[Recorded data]
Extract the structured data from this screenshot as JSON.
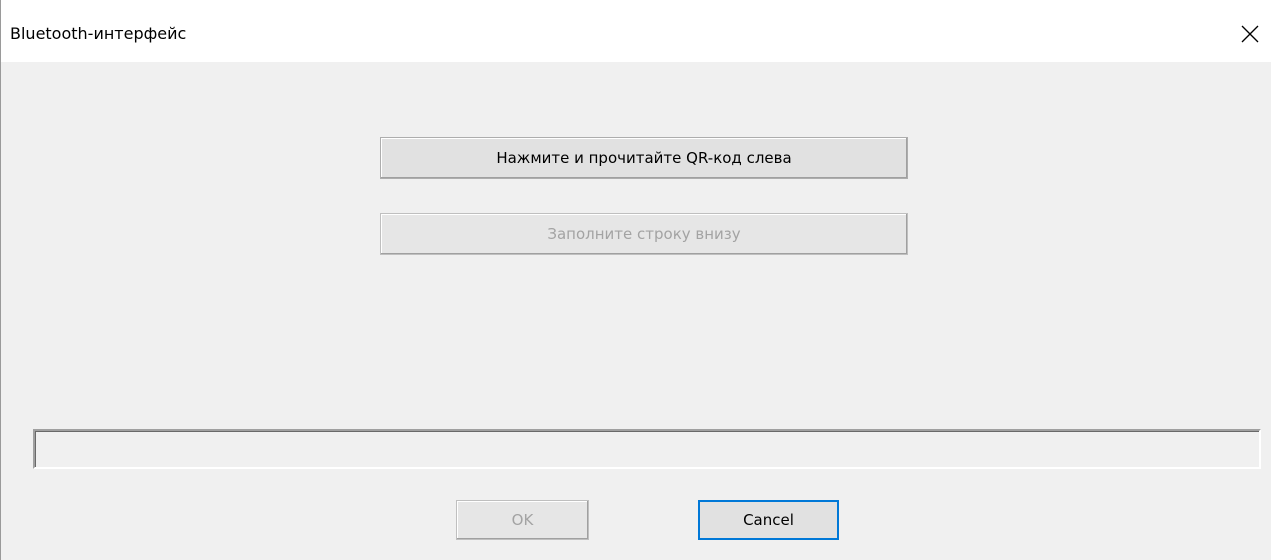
{
  "window": {
    "title": "Bluetooth-интерфейс",
    "close_icon": "close-icon"
  },
  "main": {
    "qr_button_label": "Нажмите и прочитайте QR-код слева",
    "fill_button_label": "Заполните строку внизу",
    "input_value": ""
  },
  "footer": {
    "ok_label": "OK",
    "cancel_label": "Cancel"
  }
}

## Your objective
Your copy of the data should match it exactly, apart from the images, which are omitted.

## Output of the task
Extract the structured data from this screenshot as JSON.
{
  "window": {
    "title": "Bluetooth-интерфейс",
    "close_icon": "close-icon"
  },
  "main": {
    "qr_button_label": "Нажмите и прочитайте QR-код слева",
    "fill_button_label": "Заполните строку внизу",
    "input_value": ""
  },
  "footer": {
    "ok_label": "OK",
    "cancel_label": "Cancel"
  }
}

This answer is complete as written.